Oil and it's friends, the politicians and Corporate Scum, will never be a safe fuel sorce. We need to find ways around oil use. The days of being stupid should be ending----
PHOTOGRAPH BY JOHN GAPPS III, AP
Published March 1, 2014
The Exxon Valdez oil spill is not just an awful memory. Oil from one of the most devastating environmental disasters in U.S. history still clings to boulder-strewn beaches in the Gulf of Alaska—and could stick around for decades. Researchers presented evidence of a lingering, foamy, mousse-like emulsion this week at the Ocean Sciences meeting in Honolulu, Hawaii.
Chemical analyses find that this 25-year-old oil is from the Exxon Valdez spill, when the tanker ran aground on Bligh Reef in Prince William Sound (map) in 1989. And to the surprise of the scientists, the oil still has most of the same chemical compounds as oil sampled 11 days after the initial spill. (See "Exxon Valdez Anniversary: 20 Years Later, Oil Remains.")
The oil's presence in areas that were cleaned right after the spill 25 years ago points to the need to monitor certain environments long after the visible effects disappear, the researchers say.
It's Like Mayonnaise
There are two main reasons why there's still oil on some of the beaches of the Kenai Fjords and Katmai National Parks and Preserves in the Gulf of Alaska, explains Gail Irvine, a marine ecologist with the U.S. Geological Survey and lead researcher on the study.
When the oil first spilled from the tanker, it mixed with the seawater and formed an emulsion that turned it into a goopy compound, she says.
"When oil forms into the foam, the outside is weathering, but the inside isn't," Irvine explains. It's like mayonnaise left out on the counter. The surface will crust over, but the inside of the clump still looks like mayonnaise, she explains.
When that foamy oil met the boulders and cobbles of beaches in the Gulf of Alaska, it plopped down between and under the rocks, and it's still there.
Protected by Boulders
The boulders on these beaches don't move very much, says Christoph Aeppli, a marine environmental chemist at the Bigelow Laboratory for Ocean Sciences in East Boothbay, Maine. On their most exposed site, the boulders moved less than 3.3 feet (a meter) from 1994 to 2012.
"That stability is what has allowed the oil to persist," Irvine says, even after the beaches were steam-cleaned.
Researchers aren't sure how much oil remains ensconced under these boulders—that would require a different kind of study. "We think it's low levels," says Irvine. "Quite frankly, I didn't think [oil] would be there because it's been so long."
Nonetheless, the oil is there—and is leaking out. Irvine and colleagues collected and tested mussels near these boulder fields and found low levels of Exxon Valdez oil in their tissues.
Irvine says the levels are so low that it probably isn't a cause for concern for the animals. She says the main takeaway from the study is the fact that surprisingly fresh oil can linger in certain environments long after a spill has been cleaned up.
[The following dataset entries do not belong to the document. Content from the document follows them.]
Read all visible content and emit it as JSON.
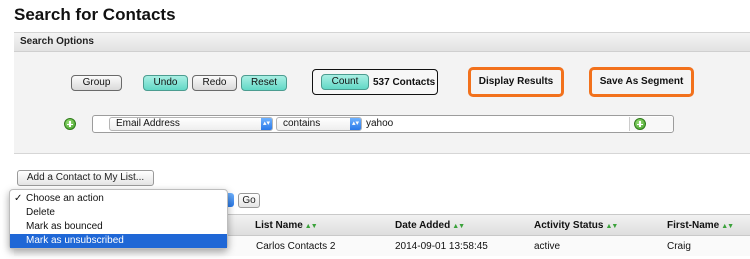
{
  "page_title": "Search for Contacts",
  "search_options": {
    "section_label": "Search Options",
    "group_label": "Group",
    "undo_label": "Undo",
    "redo_label": "Redo",
    "reset_label": "Reset",
    "count_label": "Count",
    "contacts_count": "537 Contacts",
    "display_results_label": "Display Results",
    "save_segment_label": "Save As Segment",
    "filter": {
      "field": "Email Address",
      "operator": "contains",
      "value": "yahoo"
    }
  },
  "actions": {
    "add_to_list_label": "Add a Contact to My List...",
    "go_label": "Go",
    "menu": {
      "items": [
        {
          "label": "Choose an action",
          "checked": true
        },
        {
          "label": "Delete"
        },
        {
          "label": "Mark as bounced"
        },
        {
          "label": "Mark as unsubscribed",
          "highlighted": true
        }
      ]
    }
  },
  "table": {
    "columns": [
      "List Name",
      "Date Added",
      "Activity Status",
      "First-Name"
    ],
    "rows": [
      {
        "list_name": "Carlos Contacts 2",
        "date_added": "2014-09-01 13:58:45",
        "activity_status": "active",
        "first_name": "Craig"
      }
    ]
  },
  "colors": {
    "accent_teal": "#62d8c6",
    "highlight_orange": "#f2711c",
    "selected_blue": "#1f67d6",
    "add_icon_green": "#3e9d23"
  },
  "icons": {
    "add_filter": "plus-circle-icon",
    "sort": "sort-arrows-icon",
    "select_arrow": "chevron-updown-icon",
    "checkmark": "checkmark-icon"
  }
}
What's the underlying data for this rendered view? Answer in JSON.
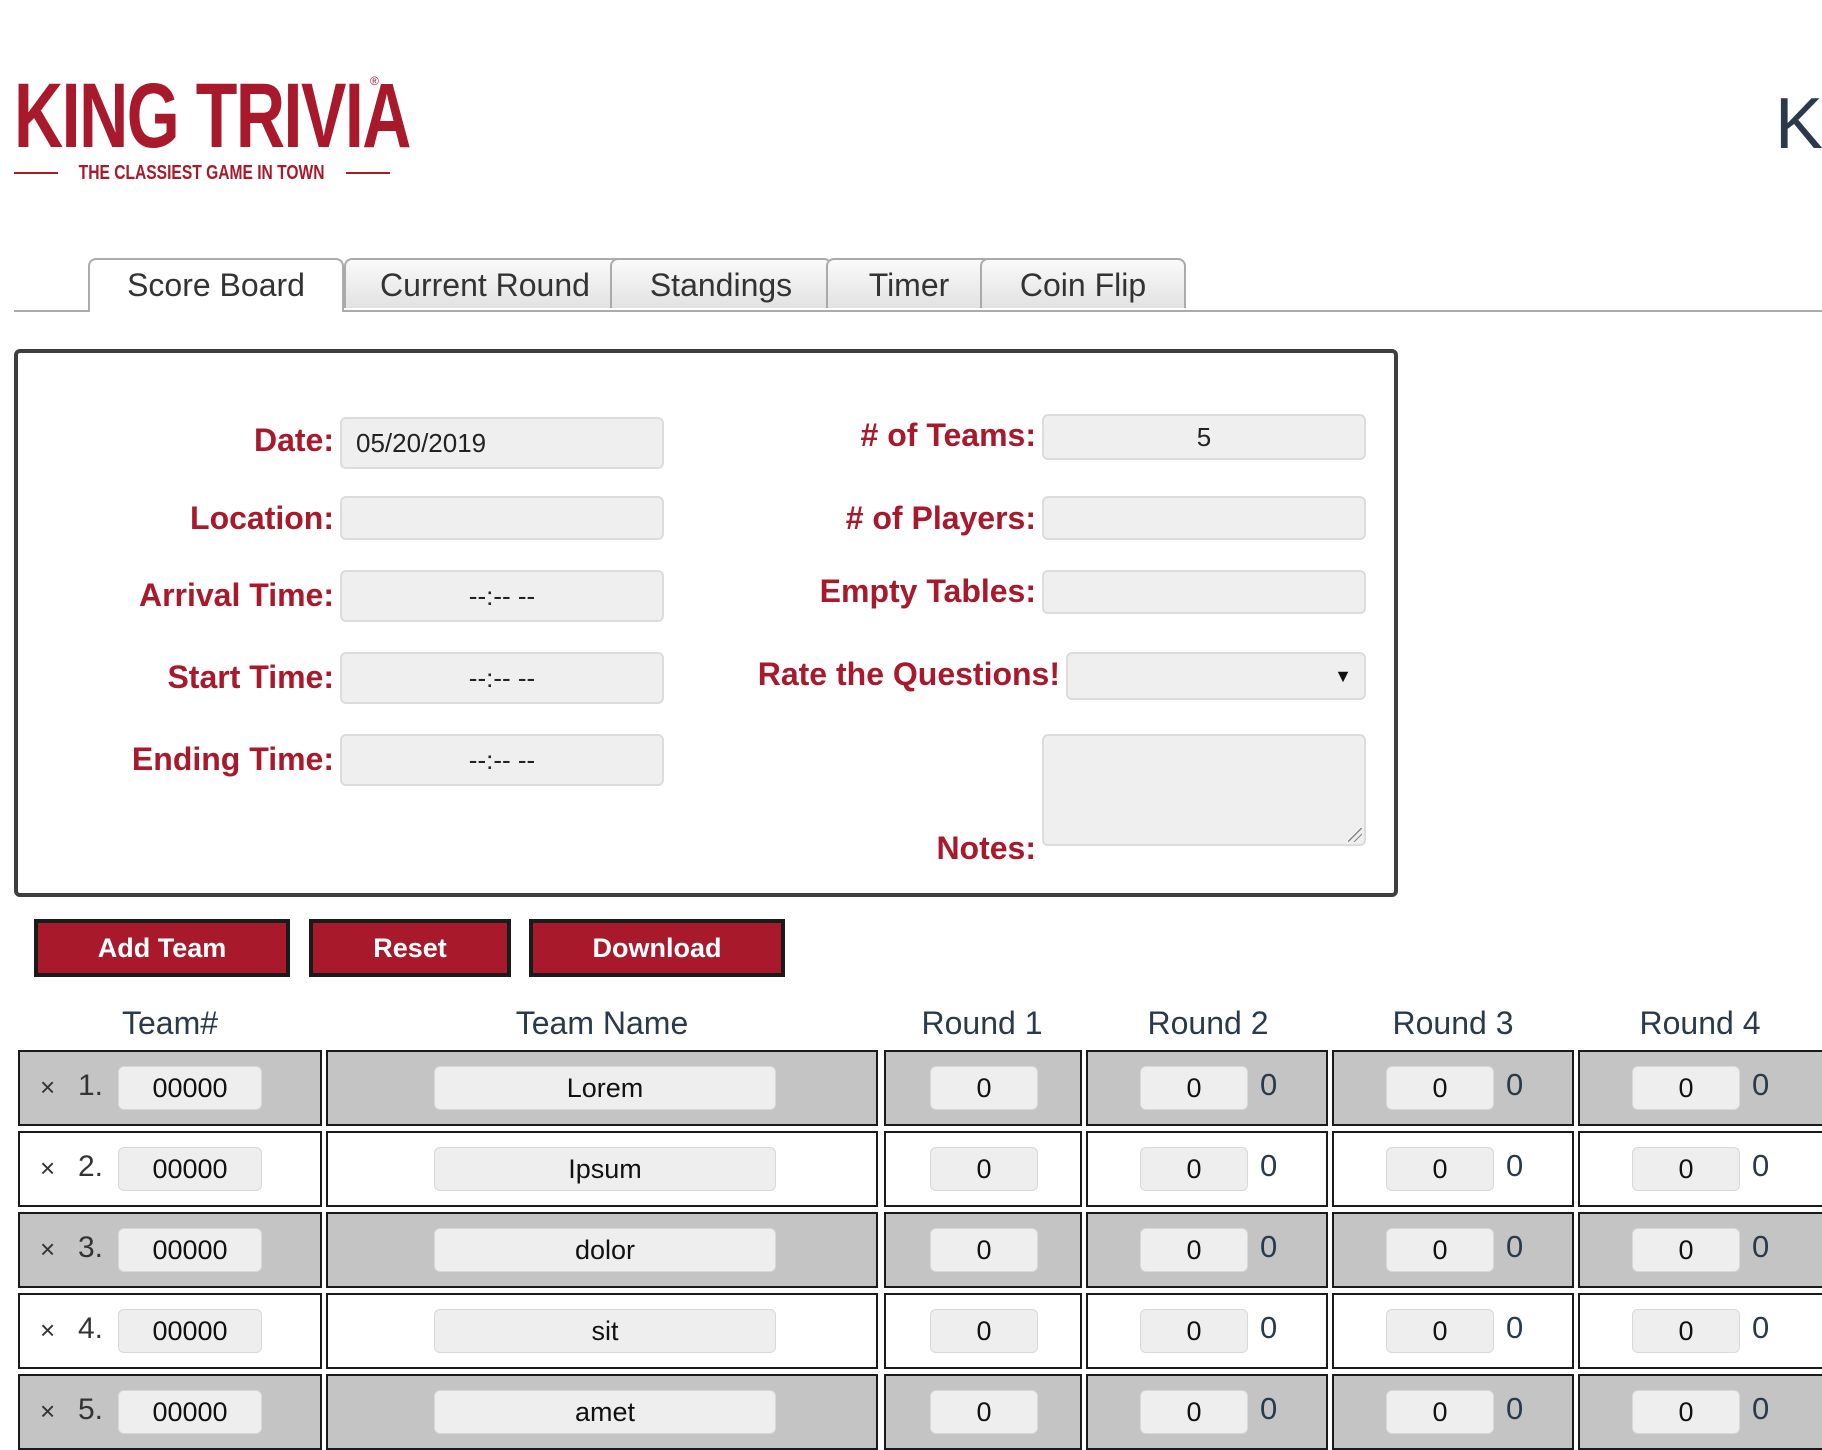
{
  "header": {
    "logo_text": "KING TRIVIA",
    "logo_tagline": "THE CLASSIEST GAME IN TOWN",
    "logo_registered": "®",
    "right_title_partial": "Ki"
  },
  "tabs": [
    "Score Board",
    "Current Round",
    "Standings",
    "Timer",
    "Coin Flip"
  ],
  "active_tab": "Score Board",
  "form": {
    "date_label": "Date:",
    "date_value": "05/20/2019",
    "location_label": "Location:",
    "location_value": "",
    "arrival_label": "Arrival Time:",
    "arrival_value": "--:-- --",
    "start_label": "Start Time:",
    "start_value": "--:-- --",
    "ending_label": "Ending Time:",
    "ending_value": "--:-- --",
    "teams_label": "# of Teams:",
    "teams_value": "5",
    "players_label": "# of Players:",
    "players_value": "",
    "empty_tables_label": "Empty Tables:",
    "empty_tables_value": "",
    "rate_label": "Rate the Questions!",
    "rate_value": "",
    "notes_label": "Notes:",
    "notes_value": ""
  },
  "buttons": {
    "add_team": "Add Team",
    "reset": "Reset",
    "download": "Download"
  },
  "table": {
    "headers": [
      "Team#",
      "Team Name",
      "Round 1",
      "Round 2",
      "Round 3",
      "Round 4"
    ],
    "remove_symbol": "×",
    "rows": [
      {
        "num": "1.",
        "team_id": "00000",
        "name": "Lorem",
        "r1": "0",
        "r2": "0",
        "r2_total": "0",
        "r3": "0",
        "r3_total": "0",
        "r4": "0",
        "r4_total": "0"
      },
      {
        "num": "2.",
        "team_id": "00000",
        "name": "Ipsum",
        "r1": "0",
        "r2": "0",
        "r2_total": "0",
        "r3": "0",
        "r3_total": "0",
        "r4": "0",
        "r4_total": "0"
      },
      {
        "num": "3.",
        "team_id": "00000",
        "name": "dolor",
        "r1": "0",
        "r2": "0",
        "r2_total": "0",
        "r3": "0",
        "r3_total": "0",
        "r4": "0",
        "r4_total": "0"
      },
      {
        "num": "4.",
        "team_id": "00000",
        "name": "sit",
        "r1": "0",
        "r2": "0",
        "r2_total": "0",
        "r3": "0",
        "r3_total": "0",
        "r4": "0",
        "r4_total": "0"
      },
      {
        "num": "5.",
        "team_id": "00000",
        "name": "amet",
        "r1": "0",
        "r2": "0",
        "r2_total": "0",
        "r3": "0",
        "r3_total": "0",
        "r4": "0",
        "r4_total": "0"
      }
    ]
  },
  "colors": {
    "brand_red": "#a8192b",
    "row_gray": "#c4c4c4",
    "heading_navy": "#2b3a4a"
  }
}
And that means that monitoring an environment after an oil spill isn't a matter of weeks or months but of years and even decades.
Follow Jane J. Lee on Twitter.
It amazes me how many people fight tooth and nail against an oil pipeline, when the other methods of transporting oil are vastly more dangerous for both wildlife and people. I remember the this disaster of the Exxon Valdez and how bad it was.
Those fighting the Keystone pipeline would rather risk another Exxon Valdez or rail disaster than to have oil transported quite safely via pipeline.
@Justin Smith No, we would rather do away with fossil fuels all together. It is available. We have the technology to be rid of this and all the other filthy fossil fuels. We could get rid of gas, coal and oil tomorrow and have all the energy we ever need. We could have gotten rid of them all along time ago, but instead of using alternatives we have just gone even further into destroying everything in sight to get more. When the government makes up it's mind to change things, they can, but it has to be in their best interest.
In my lifetime we have gone from cigarettes being .50$ a pack and almost everyone smoking, to them deciding that cigarettes are bad for you. When I was a child you could walk around a grocery store with a lit cigarette. I really don't quite know how that happened. Maybe they didn't throw enough money at the right people. Maybe you couldn't buy the government as easily as you can today (I highly doubt that though) or maybe they didn't play the game right because there are certainly plenty of things that should be changed, but trying to get anything done about it is like talking to a wall.
@Justin Smith Replacing one stupid means of transport for yet another is not a smart conclusion----in fact it's asking for trouble.
A joint Honduran-American expedition has confirmed the presence of extensive pre-Columbian ruins in Mosquitia in eastern Honduras, a region rumored to contain ruins of a lost "White City" or "City of the Monkey God."
Small, young galaxies should be free of interstellar dust, but an object called A1689-zD1 is breaking all the rules.
Take a peek at polar bears playing, swimming, and sleeping in their changing habitat.
The Future of Food
How do we feed nine billion people by 2050, and how do we do so sustainably?
We've made our magazine's best stories about the future of food available in a free iPad app.